TASK MATERIAL
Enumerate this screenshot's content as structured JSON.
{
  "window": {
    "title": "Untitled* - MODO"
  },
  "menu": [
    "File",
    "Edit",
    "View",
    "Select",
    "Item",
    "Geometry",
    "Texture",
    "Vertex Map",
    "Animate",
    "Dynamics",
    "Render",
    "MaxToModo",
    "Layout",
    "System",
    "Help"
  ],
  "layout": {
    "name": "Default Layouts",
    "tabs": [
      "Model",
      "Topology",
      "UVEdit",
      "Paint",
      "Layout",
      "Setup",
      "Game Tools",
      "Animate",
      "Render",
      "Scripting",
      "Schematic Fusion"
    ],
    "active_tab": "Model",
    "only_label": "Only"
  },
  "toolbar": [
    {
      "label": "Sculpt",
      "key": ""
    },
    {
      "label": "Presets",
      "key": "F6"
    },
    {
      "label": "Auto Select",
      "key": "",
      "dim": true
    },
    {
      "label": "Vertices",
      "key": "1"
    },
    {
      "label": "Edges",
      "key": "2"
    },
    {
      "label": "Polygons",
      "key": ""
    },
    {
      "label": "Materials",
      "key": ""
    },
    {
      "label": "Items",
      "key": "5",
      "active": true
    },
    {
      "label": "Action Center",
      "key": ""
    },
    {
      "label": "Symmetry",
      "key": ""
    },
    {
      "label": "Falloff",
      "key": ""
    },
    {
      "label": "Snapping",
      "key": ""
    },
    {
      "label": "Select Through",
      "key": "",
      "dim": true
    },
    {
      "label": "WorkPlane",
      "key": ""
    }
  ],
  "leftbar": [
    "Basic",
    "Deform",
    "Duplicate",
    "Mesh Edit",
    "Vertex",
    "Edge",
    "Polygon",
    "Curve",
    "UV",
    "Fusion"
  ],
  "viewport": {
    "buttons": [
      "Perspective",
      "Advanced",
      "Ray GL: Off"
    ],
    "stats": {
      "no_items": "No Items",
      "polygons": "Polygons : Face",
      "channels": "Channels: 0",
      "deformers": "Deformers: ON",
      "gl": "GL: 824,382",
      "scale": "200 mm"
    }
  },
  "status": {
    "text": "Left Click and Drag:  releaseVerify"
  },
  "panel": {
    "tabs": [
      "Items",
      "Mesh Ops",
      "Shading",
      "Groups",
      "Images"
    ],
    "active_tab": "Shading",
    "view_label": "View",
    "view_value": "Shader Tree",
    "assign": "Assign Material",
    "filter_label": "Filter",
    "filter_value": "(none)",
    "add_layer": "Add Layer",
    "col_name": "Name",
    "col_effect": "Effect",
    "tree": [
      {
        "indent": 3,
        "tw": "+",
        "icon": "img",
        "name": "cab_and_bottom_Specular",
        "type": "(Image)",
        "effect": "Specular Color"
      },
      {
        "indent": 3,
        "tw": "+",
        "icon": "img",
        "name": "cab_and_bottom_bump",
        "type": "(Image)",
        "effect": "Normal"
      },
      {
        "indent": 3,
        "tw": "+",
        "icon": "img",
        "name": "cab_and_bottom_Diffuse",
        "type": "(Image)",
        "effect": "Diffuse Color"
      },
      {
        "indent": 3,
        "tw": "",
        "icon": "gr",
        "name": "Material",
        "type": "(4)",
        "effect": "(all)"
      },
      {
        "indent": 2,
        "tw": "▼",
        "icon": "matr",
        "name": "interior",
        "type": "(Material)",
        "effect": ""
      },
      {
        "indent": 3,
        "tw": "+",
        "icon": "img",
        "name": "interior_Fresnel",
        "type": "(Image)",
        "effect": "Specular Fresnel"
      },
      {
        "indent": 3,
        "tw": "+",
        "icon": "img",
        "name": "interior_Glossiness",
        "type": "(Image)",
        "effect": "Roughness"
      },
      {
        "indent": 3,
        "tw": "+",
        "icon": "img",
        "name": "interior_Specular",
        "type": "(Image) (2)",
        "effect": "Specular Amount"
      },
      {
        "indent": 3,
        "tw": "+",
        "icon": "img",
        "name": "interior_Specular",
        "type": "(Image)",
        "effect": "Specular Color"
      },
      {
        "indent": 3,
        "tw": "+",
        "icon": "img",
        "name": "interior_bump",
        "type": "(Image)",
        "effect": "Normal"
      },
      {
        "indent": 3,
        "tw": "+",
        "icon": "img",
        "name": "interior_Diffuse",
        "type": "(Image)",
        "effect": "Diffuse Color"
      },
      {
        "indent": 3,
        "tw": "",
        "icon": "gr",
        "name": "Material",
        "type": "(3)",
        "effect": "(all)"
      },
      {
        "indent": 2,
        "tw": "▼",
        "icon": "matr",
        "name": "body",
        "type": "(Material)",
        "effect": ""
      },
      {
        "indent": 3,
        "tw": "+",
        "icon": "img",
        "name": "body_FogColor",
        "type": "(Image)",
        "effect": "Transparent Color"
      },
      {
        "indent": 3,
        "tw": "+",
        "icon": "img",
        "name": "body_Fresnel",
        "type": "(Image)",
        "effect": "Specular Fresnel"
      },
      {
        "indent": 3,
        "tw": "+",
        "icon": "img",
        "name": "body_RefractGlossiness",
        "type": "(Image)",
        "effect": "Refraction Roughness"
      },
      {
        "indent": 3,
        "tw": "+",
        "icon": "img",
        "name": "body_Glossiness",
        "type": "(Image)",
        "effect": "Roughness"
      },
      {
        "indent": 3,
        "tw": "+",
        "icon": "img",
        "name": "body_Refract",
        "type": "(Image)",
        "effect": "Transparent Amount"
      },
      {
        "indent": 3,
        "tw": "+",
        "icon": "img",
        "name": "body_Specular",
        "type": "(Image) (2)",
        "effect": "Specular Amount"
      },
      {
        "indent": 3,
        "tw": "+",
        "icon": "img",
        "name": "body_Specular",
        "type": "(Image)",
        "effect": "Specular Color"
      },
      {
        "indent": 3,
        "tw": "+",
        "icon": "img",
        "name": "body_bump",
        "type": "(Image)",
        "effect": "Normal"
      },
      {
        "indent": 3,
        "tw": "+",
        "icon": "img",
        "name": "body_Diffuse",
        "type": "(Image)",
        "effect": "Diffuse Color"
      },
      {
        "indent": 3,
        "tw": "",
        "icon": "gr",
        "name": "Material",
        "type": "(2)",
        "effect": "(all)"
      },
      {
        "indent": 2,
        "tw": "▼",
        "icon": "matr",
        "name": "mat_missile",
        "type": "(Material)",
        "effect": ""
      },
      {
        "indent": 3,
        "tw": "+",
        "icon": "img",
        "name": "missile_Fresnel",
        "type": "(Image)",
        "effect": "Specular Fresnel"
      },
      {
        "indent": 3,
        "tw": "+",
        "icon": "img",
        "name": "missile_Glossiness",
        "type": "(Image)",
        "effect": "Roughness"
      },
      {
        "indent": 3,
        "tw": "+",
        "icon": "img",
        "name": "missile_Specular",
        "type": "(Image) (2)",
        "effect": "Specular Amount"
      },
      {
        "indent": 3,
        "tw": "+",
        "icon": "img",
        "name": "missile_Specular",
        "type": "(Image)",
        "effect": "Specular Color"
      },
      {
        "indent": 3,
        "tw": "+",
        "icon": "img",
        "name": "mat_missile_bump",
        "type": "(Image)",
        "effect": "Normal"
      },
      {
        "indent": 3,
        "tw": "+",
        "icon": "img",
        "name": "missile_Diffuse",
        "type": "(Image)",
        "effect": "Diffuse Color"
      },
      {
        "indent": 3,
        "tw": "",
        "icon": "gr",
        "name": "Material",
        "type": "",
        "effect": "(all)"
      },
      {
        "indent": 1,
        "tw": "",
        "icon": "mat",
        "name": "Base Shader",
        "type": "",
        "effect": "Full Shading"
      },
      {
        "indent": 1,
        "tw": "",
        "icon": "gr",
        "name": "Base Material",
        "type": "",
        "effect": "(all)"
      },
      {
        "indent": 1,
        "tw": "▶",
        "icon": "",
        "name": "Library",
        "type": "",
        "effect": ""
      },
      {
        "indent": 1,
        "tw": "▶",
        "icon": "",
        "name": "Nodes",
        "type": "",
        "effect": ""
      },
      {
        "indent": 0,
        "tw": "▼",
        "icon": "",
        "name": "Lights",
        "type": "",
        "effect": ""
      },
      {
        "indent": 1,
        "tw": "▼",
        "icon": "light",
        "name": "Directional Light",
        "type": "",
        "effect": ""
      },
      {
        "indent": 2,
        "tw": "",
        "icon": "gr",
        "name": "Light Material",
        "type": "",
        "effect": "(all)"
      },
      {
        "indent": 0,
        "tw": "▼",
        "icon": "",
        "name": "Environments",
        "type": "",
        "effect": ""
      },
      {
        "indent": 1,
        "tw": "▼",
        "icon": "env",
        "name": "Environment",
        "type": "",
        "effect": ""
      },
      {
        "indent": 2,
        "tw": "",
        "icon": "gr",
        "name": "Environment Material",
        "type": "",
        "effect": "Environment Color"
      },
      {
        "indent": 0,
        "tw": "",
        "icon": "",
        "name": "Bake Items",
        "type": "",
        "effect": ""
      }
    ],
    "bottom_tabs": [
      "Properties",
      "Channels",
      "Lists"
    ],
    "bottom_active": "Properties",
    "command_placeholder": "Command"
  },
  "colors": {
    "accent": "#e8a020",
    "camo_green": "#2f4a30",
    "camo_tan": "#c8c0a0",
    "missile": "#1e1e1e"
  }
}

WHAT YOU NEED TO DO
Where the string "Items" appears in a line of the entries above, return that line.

RESULT OF THE TASK
      "label": "Items",
      "no_items": "No Items",
      "Items",
        "name": "Bake Items",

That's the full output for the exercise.